Goal of the exercise:
Repeat the data that follows, keeping every character intact.

*** Material provided Section Begins ***

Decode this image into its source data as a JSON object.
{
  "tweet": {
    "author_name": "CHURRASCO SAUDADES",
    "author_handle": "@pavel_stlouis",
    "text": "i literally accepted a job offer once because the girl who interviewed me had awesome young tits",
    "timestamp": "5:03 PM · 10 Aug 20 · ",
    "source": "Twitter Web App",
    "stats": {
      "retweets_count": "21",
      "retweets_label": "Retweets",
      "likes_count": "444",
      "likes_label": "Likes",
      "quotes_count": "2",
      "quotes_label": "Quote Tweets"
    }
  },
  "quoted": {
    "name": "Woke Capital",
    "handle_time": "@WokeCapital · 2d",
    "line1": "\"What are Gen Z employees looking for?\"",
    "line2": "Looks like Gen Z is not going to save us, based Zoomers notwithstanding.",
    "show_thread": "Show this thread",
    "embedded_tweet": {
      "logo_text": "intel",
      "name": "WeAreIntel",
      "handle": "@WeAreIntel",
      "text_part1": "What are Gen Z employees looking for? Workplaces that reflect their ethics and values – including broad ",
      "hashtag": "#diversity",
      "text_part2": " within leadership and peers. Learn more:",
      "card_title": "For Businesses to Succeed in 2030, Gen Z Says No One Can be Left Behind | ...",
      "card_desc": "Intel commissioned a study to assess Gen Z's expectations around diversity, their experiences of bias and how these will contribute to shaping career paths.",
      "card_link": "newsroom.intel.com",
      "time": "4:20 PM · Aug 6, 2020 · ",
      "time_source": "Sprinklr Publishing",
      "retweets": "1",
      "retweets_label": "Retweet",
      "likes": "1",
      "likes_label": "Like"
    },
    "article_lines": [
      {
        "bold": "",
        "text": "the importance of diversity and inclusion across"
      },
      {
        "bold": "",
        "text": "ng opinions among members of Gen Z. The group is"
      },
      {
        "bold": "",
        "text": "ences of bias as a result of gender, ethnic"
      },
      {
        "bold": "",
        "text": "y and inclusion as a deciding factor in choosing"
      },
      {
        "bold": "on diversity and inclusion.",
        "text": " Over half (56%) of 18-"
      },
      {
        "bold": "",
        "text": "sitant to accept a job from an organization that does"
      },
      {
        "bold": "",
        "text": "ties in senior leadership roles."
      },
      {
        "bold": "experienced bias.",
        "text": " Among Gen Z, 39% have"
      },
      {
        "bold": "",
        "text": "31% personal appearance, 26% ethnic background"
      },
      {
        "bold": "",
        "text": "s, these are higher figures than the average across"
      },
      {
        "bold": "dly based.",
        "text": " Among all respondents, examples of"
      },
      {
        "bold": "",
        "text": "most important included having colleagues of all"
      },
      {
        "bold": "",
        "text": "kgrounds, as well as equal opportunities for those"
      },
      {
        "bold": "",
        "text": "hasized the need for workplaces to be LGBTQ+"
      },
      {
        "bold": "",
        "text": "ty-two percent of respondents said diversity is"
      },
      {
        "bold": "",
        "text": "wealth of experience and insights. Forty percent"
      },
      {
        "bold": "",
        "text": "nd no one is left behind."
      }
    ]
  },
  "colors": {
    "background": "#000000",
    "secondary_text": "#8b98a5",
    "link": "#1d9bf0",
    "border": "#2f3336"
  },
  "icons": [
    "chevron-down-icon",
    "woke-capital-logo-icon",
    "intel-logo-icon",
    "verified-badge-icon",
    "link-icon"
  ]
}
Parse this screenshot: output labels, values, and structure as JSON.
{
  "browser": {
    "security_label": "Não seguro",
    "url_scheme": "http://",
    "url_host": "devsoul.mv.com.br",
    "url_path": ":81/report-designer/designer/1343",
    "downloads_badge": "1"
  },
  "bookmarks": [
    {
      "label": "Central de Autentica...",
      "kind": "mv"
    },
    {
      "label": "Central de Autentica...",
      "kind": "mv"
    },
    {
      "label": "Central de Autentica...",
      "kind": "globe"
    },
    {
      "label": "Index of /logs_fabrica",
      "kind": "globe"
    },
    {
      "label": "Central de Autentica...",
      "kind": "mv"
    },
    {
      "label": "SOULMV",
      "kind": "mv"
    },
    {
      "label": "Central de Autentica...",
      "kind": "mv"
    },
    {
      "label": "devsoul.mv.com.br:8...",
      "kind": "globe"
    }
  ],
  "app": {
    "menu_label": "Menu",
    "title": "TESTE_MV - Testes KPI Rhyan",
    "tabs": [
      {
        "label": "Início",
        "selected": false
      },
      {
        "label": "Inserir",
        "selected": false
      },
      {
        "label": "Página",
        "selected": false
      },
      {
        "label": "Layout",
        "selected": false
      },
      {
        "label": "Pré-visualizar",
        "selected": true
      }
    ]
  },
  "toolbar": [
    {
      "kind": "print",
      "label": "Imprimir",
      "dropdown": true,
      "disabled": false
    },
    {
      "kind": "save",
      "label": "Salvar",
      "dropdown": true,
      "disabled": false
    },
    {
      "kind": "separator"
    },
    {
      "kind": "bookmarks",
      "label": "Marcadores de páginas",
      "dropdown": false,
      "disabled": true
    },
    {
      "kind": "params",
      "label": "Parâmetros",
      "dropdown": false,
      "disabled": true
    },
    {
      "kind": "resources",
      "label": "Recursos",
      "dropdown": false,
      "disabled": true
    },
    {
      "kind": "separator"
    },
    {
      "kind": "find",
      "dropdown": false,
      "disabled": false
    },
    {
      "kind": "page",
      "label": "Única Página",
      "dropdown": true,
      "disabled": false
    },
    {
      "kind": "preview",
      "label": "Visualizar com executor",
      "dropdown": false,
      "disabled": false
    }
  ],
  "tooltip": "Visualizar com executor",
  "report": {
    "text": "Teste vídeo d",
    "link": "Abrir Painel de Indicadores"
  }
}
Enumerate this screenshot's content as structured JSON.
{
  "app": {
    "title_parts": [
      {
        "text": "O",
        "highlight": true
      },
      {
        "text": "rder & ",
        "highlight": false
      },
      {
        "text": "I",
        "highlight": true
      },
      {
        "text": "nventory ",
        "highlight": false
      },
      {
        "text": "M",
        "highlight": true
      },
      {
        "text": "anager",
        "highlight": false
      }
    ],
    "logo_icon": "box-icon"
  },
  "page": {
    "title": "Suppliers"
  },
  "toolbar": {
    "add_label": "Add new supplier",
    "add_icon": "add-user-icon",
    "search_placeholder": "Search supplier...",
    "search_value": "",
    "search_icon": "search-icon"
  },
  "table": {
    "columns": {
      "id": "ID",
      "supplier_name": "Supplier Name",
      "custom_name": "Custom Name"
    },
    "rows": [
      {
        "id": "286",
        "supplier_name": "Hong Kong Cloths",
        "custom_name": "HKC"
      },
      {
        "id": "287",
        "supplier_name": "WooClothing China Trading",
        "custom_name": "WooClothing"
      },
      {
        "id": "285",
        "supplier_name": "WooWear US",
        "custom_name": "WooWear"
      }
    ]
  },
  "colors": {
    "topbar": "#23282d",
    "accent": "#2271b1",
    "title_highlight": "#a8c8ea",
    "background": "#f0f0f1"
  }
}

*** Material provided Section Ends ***

Response:
Decode this image into its source data as a JSON object.
{
  "tweet": {
    "author_name": "CHURRASCO SAUDADES",
    "author_handle": "@pavel_stlouis",
    "text": "i literally accepted a job offer once because the girl who interviewed me had awesome young tits",
    "timestamp": "5:03 PM · 10 Aug 20 · ",
    "source": "Twitter Web App",
    "stats": {
      "retweets_count": "21",
      "retweets_label": "Retweets",
      "likes_count": "444",
      "likes_label": "Likes",
      "quotes_count": "2",
      "quotes_label": "Quote Tweets"
    }
  },
  "quoted": {
    "name": "Woke Capital",
    "handle_time": "@WokeCapital · 2d",
    "line1": "\"What are Gen Z employees looking for?\"",
    "line2": "Looks like Gen Z is not going to save us, based Zoomers notwithstanding.",
    "show_thread": "Show this thread",
    "embedded_tweet": {
      "logo_text": "intel",
      "name": "WeAreIntel",
      "handle": "@WeAreIntel",
      "text_part1": "What are Gen Z employees looking for? Workplaces that reflect their ethics and values – including broad ",
      "hashtag": "#diversity",
      "text_part2": " within leadership and peers. Learn more:",
      "card_title": "For Businesses to Succeed in 2030, Gen Z Says No One Can be Left Behind | ...",
      "card_desc": "Intel commissioned a study to assess Gen Z's expectations around diversity, their experiences of bias and how these will contribute to shaping career paths.",
      "card_link": "newsroom.intel.com",
      "time": "4:20 PM · Aug 6, 2020 · ",
      "time_source": "Sprinklr Publishing",
      "retweets": "1",
      "retweets_label": "Retweet",
      "likes": "1",
      "likes_label": "Like"
    },
    "article_lines": [
      {
        "bold": "",
        "text": "the importance of diversity and inclusion across"
      },
      {
        "bold": "",
        "text": "ng opinions among members of Gen Z. The group is"
      },
      {
        "bold": "",
        "text": "ences of bias as a result of gender, ethnic"
      },
      {
        "bold": "",
        "text": "y and inclusion as a deciding factor in choosing"
      },
      {
        "bold": "on diversity and inclusion.",
        "text": " Over half (56%) of 18-"
      },
      {
        "bold": "",
        "text": "sitant to accept a job from an organization that does"
      },
      {
        "bold": "",
        "text": "ties in senior leadership roles."
      },
      {
        "bold": "experienced bias.",
        "text": " Among Gen Z, 39% have"
      },
      {
        "bold": "",
        "text": "31% personal appearance, 26% ethnic background"
      },
      {
        "bold": "",
        "text": "s, these are higher figures than the average across"
      },
      {
        "bold": "dly based.",
        "text": " Among all respondents, examples of"
      },
      {
        "bold": "",
        "text": "most important included having colleagues of all"
      },
      {
        "bold": "",
        "text": "kgrounds, as well as equal opportunities for those"
      },
      {
        "bold": "",
        "text": "hasized the need for workplaces to be LGBTQ+"
      },
      {
        "bold": "",
        "text": "ty-two percent of respondents said diversity is"
      },
      {
        "bold": "",
        "text": "wealth of experience and insights. Forty percent"
      },
      {
        "bold": "",
        "text": "nd no one is left behind."
      }
    ]
  },
  "colors": {
    "background": "#000000",
    "secondary_text": "#8b98a5",
    "link": "#1d9bf0",
    "border": "#2f3336"
  },
  "icons": [
    "chevron-down-icon",
    "woke-capital-logo-icon",
    "intel-logo-icon",
    "verified-badge-icon",
    "link-icon"
  ]
}
Parse this screenshot: output labels, values, and structure as JSON.
{
  "browser": {
    "security_label": "Não seguro",
    "url_scheme": "http://",
    "url_host": "devsoul.mv.com.br",
    "url_path": ":81/report-designer/designer/1343",
    "downloads_badge": "1"
  },
  "bookmarks": [
    {
      "label": "Central de Autentica...",
      "kind": "mv"
    },
    {
      "label": "Central de Autentica...",
      "kind": "mv"
    },
    {
      "label": "Central de Autentica...",
      "kind": "globe"
    },
    {
      "label": "Index of /logs_fabrica",
      "kind": "globe"
    },
    {
      "label": "Central de Autentica...",
      "kind": "mv"
    },
    {
      "label": "SOULMV",
      "kind": "mv"
    },
    {
      "label": "Central de Autentica...",
      "kind": "mv"
    },
    {
      "label": "devsoul.mv.com.br:8...",
      "kind": "globe"
    }
  ],
  "app": {
    "menu_label": "Menu",
    "title": "TESTE_MV - Testes KPI Rhyan",
    "tabs": [
      {
        "label": "Início",
        "selected": false
      },
      {
        "label": "Inserir",
        "selected": false
      },
      {
        "label": "Página",
        "selected": false
      },
      {
        "label": "Layout",
        "selected": false
      },
      {
        "label": "Pré-visualizar",
        "selected": true
      }
    ]
  },
  "toolbar": [
    {
      "kind": "print",
      "label": "Imprimir",
      "dropdown": true,
      "disabled": false
    },
    {
      "kind": "save",
      "label": "Salvar",
      "dropdown": true,
      "disabled": false
    },
    {
      "kind": "separator"
    },
    {
      "kind": "bookmarks",
      "label": "Marcadores de páginas",
      "dropdown": false,
      "disabled": true
    },
    {
      "kind": "params",
      "label": "Parâmetros",
      "dropdown": false,
      "disabled": true
    },
    {
      "kind": "resources",
      "label": "Recursos",
      "dropdown": false,
      "disabled": true
    },
    {
      "kind": "separator"
    },
    {
      "kind": "find",
      "dropdown": false,
      "disabled": false
    },
    {
      "kind": "page",
      "label": "Única Página",
      "dropdown": true,
      "disabled": false
    },
    {
      "kind": "preview",
      "label": "Visualizar com executor",
      "dropdown": false,
      "disabled": false
    }
  ],
  "tooltip": "Visualizar com executor",
  "report": {
    "text": "Teste vídeo d",
    "link": "Abrir Painel de Indicadores"
  }
}
Enumerate this screenshot's content as structured JSON.
{
  "app": {
    "title_parts": [
      {
        "text": "O",
        "highlight": true
      },
      {
        "text": "rder & ",
        "highlight": false
      },
      {
        "text": "I",
        "highlight": true
      },
      {
        "text": "nventory ",
        "highlight": false
      },
      {
        "text": "M",
        "highlight": true
      },
      {
        "text": "anager",
        "highlight": false
      }
    ],
    "logo_icon": "box-icon"
  },
  "page": {
    "title": "Suppliers"
  },
  "toolbar": {
    "add_label": "Add new supplier",
    "add_icon": "add-user-icon",
    "search_placeholder": "Search supplier...",
    "search_value": "",
    "search_icon": "search-icon"
  },
  "table": {
    "columns": {
      "id": "ID",
      "supplier_name": "Supplier Name",
      "custom_name": "Custom Name"
    },
    "rows": [
      {
        "id": "286",
        "supplier_name": "Hong Kong Cloths",
        "custom_name": "HKC"
      },
      {
        "id": "287",
        "supplier_name": "WooClothing China Trading",
        "custom_name": "WooClothing"
      },
      {
        "id": "285",
        "supplier_name": "WooWear US",
        "custom_name": "WooWear"
      }
    ]
  },
  "colors": {
    "topbar": "#23282d",
    "accent": "#2271b1",
    "title_highlight": "#a8c8ea",
    "background": "#f0f0f1"
  }
}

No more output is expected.